school and you can['t] do sh*t about it! Ha ha f*cking ha! Stupid bastard!
Oh, and kudos to whomever made this ([I'm] pretty sure I know who).
Get a background.

While the comments come off as typical of an angry teenager, the juvenile court decided that A.B. was a "delinquent child" and sentenced her to nine months of probation.

However, the Court of Appeals disagreed. "A.B. asserts that her message, made in a public forum and criticizing Gobert, a state actor, in implementing a school policy proscribing decorative piercings is a legitimate communication envisioned within the bounds of protected political speech," wrote the judges. "A.B. openly criticizes Gobert's imposed school policy on decorative body piercings and forcefully indicates her displeasure with it. While we have little regard for A.B.'s use of vulgar epithets, we conclude that her overall message constitutes political speech."

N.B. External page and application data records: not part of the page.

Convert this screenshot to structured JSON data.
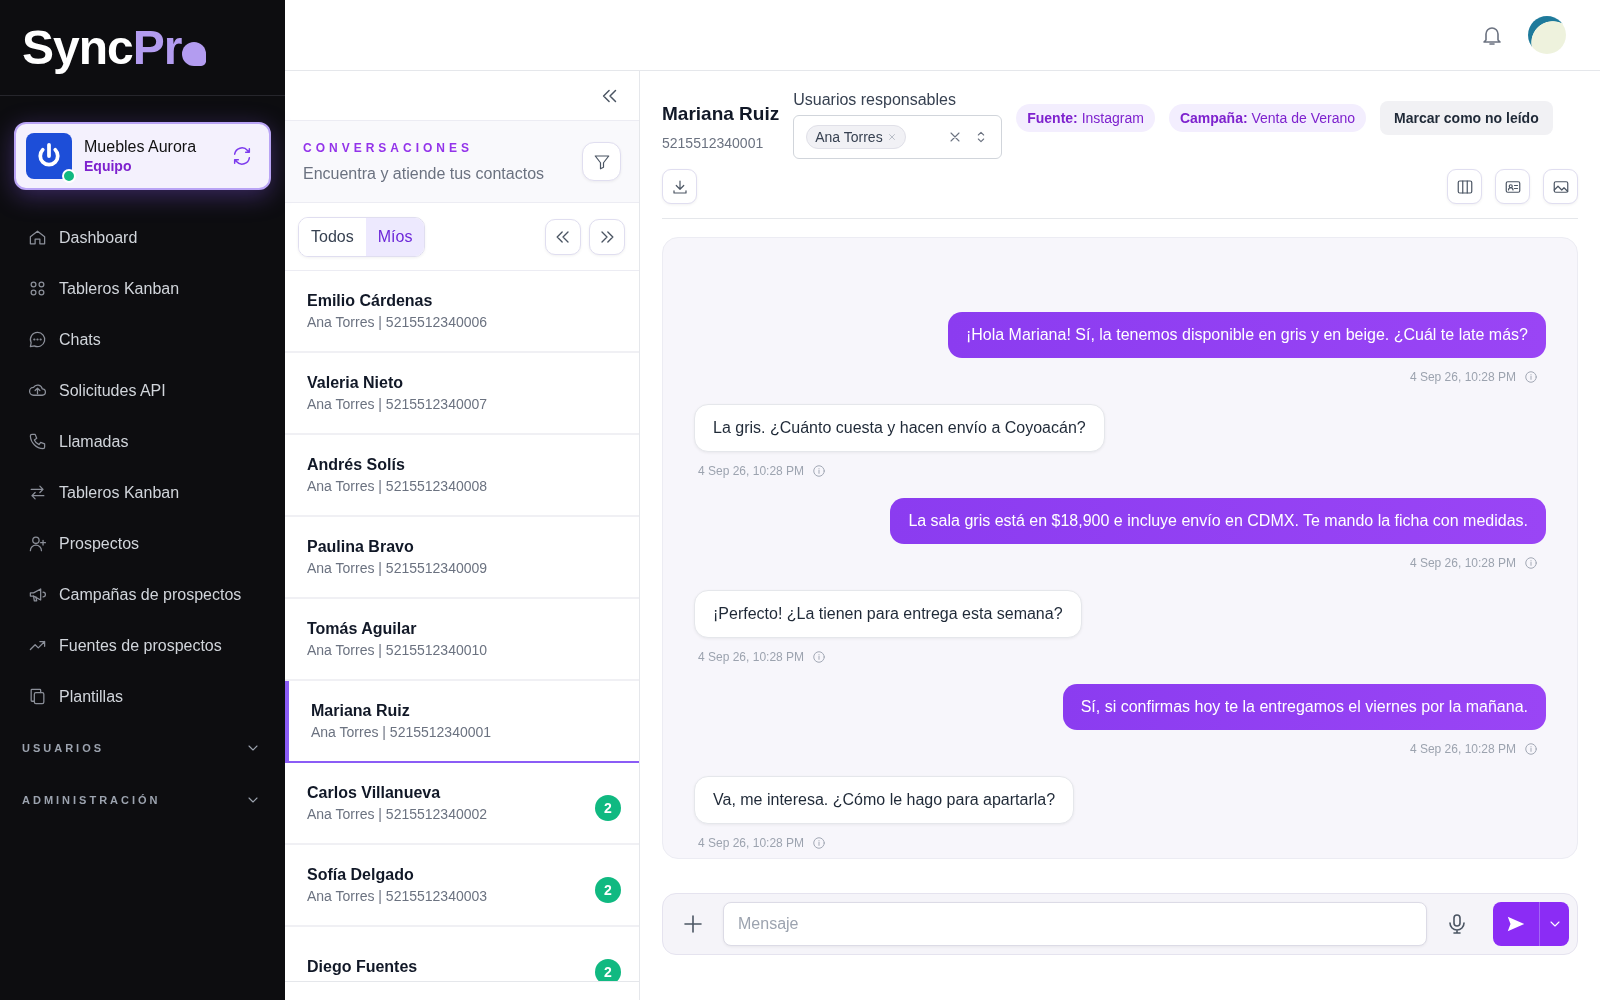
{
  "brand": {
    "logo_main": "Sync",
    "logo_accent": "Pr"
  },
  "workspace": {
    "name": "Muebles Aurora",
    "role": "Equipo",
    "online": true
  },
  "nav": [
    {
      "label": "Dashboard"
    },
    {
      "label": "Tableros Kanban"
    },
    {
      "label": "Chats"
    },
    {
      "label": "Solicitudes API"
    },
    {
      "label": "Llamadas"
    },
    {
      "label": "Tableros Kanban"
    },
    {
      "label": "Prospectos"
    },
    {
      "label": "Campañas de prospectos"
    },
    {
      "label": "Fuentes de prospectos"
    },
    {
      "label": "Plantillas"
    }
  ],
  "nav_sections": [
    {
      "label": "USUARIOS",
      "expanded": false
    },
    {
      "label": "ADMINISTRACIÓN",
      "expanded": false
    }
  ],
  "conversations": {
    "heading": "CONVERSACIONES",
    "subheading": "Encuentra y atiende tus contactos",
    "tabs": [
      {
        "label": "Todos",
        "selected": false
      },
      {
        "label": "Míos",
        "selected": true
      }
    ],
    "items": [
      {
        "name": "Emilio Cárdenas",
        "detail": "Ana Torres | 5215512340006",
        "selected": false
      },
      {
        "name": "Valeria Nieto",
        "detail": "Ana Torres | 5215512340007",
        "selected": false
      },
      {
        "name": "Andrés Solís",
        "detail": "Ana Torres | 5215512340008",
        "selected": false
      },
      {
        "name": "Paulina Bravo",
        "detail": "Ana Torres | 5215512340009",
        "selected": false
      },
      {
        "name": "Tomás Aguilar",
        "detail": "Ana Torres | 5215512340010",
        "selected": false
      },
      {
        "name": "Mariana Ruiz",
        "detail": "Ana Torres | 5215512340001",
        "selected": true
      },
      {
        "name": "Carlos Villanueva",
        "detail": "Ana Torres | 5215512340002",
        "selected": false,
        "unread": "2"
      },
      {
        "name": "Sofía Delgado",
        "detail": "Ana Torres | 5215512340003",
        "selected": false,
        "unread": "2"
      },
      {
        "name": "Diego Fuentes",
        "selected": false,
        "unread": "2"
      }
    ]
  },
  "chat": {
    "contact_name": "Mariana Ruiz",
    "contact_phone": "5215512340001",
    "assignees_label": "Usuarios responsables",
    "assignees": [
      "Ana Torres"
    ],
    "tags": [
      {
        "label": "Fuente:",
        "value": "Instagram"
      },
      {
        "label": "Campaña:",
        "value": "Venta de Verano"
      }
    ],
    "mark_unread": "Marcar como no leído",
    "messages": [
      {
        "kind": "outgoing",
        "text": "¡Hola Mariana! Sí, la tenemos disponible en gris y en beige. ¿Cuál te late más?",
        "time": "4 Sep 26, 10:28 PM"
      },
      {
        "kind": "incoming",
        "text": "La gris. ¿Cuánto cuesta y hacen envío a Coyoacán?",
        "time": "4 Sep 26, 10:28 PM"
      },
      {
        "kind": "outgoing",
        "text": "La sala gris está en $18,900 e incluye envío en CDMX. Te mando la ficha con medidas.",
        "time": "4 Sep 26, 10:28 PM"
      },
      {
        "kind": "incoming",
        "text": "¡Perfecto! ¿La tienen para entrega esta semana?",
        "time": "4 Sep 26, 10:28 PM"
      },
      {
        "kind": "outgoing",
        "text": "Sí, si confirmas hoy te la entregamos el viernes por la mañana.",
        "time": "4 Sep 26, 10:28 PM"
      },
      {
        "kind": "incoming",
        "text": "Va, me interesa. ¿Cómo le hago para apartarla?",
        "time": "4 Sep 26, 10:28 PM"
      }
    ],
    "composer": {
      "placeholder": "Mensaje"
    }
  }
}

The ruling goes on: "The State failed to produce any evidence that A.B.'s expression inflicted particularized harm analogous to torturous injury on readily identifiable private interests as required to rebut A.B.'s claim of political speech. […] Therefore, we hold that A.B.'s conviction for harassment contravened her right to speak, as guaranteed by the Indiana Constitution."

The judges' decision sets a precedent for other minors who may avoid posting their opinions online for fear of being smacked down by the state. Such a decision, however, does not seem like it would apply to other MySpace-principal harassment cases, such as that of a Pennsylvania principal who continues to have new fake profiles created about him that accuse him of sleeping with students, engaging in domestic violence, and doing drugs. However, as long as the comments are not directly threatening and/or libelous, it appears as if teenagers can expect some degree of Constitutional protection online after all.